From the first line to the last, output the entries exactly.

[Input for this task — start]

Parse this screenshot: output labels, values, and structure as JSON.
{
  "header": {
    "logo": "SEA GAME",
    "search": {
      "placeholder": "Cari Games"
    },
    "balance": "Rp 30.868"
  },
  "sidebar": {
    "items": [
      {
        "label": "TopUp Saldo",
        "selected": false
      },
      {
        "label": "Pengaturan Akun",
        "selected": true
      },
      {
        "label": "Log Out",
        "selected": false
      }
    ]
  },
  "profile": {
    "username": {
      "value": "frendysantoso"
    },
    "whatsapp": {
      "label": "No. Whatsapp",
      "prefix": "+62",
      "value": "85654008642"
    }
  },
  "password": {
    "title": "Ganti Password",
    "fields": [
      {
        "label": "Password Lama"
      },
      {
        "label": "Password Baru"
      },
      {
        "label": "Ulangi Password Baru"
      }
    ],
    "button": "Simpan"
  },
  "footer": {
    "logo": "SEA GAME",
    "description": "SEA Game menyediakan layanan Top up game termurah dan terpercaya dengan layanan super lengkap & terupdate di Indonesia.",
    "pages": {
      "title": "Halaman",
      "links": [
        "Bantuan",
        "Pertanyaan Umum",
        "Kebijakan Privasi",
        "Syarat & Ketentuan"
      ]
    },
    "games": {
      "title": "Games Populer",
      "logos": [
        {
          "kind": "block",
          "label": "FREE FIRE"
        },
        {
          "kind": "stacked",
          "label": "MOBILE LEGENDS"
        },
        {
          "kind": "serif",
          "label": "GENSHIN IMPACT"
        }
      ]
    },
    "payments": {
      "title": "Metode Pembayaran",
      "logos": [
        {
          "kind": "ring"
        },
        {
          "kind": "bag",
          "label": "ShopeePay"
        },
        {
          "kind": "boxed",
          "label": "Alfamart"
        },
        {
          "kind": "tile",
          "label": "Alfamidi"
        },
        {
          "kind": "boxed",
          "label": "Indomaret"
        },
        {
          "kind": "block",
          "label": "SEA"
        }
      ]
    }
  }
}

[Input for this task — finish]

▶ **Answer to the problem**:
Parse this screenshot: output labels, values, and structure as JSON.
{
  "header": {
    "logo": "SEA GAME",
    "search": {
      "placeholder": "Cari Games"
    },
    "balance": "Rp 30.868"
  },
  "sidebar": {
    "items": [
      {
        "label": "TopUp Saldo",
        "selected": false
      },
      {
        "label": "Pengaturan Akun",
        "selected": true
      },
      {
        "label": "Log Out",
        "selected": false
      }
    ]
  },
  "profile": {
    "username": {
      "value": "frendysantoso"
    },
    "whatsapp": {
      "label": "No. Whatsapp",
      "prefix": "+62",
      "value": "85654008642"
    }
  },
  "password": {
    "title": "Ganti Password",
    "fields": [
      {
        "label": "Password Lama"
      },
      {
        "label": "Password Baru"
      },
      {
        "label": "Ulangi Password Baru"
      }
    ],
    "button": "Simpan"
  },
  "footer": {
    "logo": "SEA GAME",
    "description": "SEA Game menyediakan layanan Top up game termurah dan terpercaya dengan layanan super lengkap & terupdate di Indonesia.",
    "pages": {
      "title": "Halaman",
      "links": [
        "Bantuan",
        "Pertanyaan Umum",
        "Kebijakan Privasi",
        "Syarat & Ketentuan"
      ]
    },
    "games": {
      "title": "Games Populer",
      "logos": [
        {
          "kind": "block",
          "label": "FREE FIRE"
        },
        {
          "kind": "stacked",
          "label": "MOBILE LEGENDS"
        },
        {
          "kind": "serif",
          "label": "GENSHIN IMPACT"
        }
      ]
    },
    "payments": {
      "title": "Metode Pembayaran",
      "logos": [
        {
          "kind": "ring"
        },
        {
          "kind": "bag",
          "label": "ShopeePay"
        },
        {
          "kind": "boxed",
          "label": "Alfamart"
        },
        {
          "kind": "tile",
          "label": "Alfamidi"
        },
        {
          "kind": "boxed",
          "label": "Indomaret"
        },
        {
          "kind": "block",
          "label": "SEA"
        }
      ]
    }
  }
}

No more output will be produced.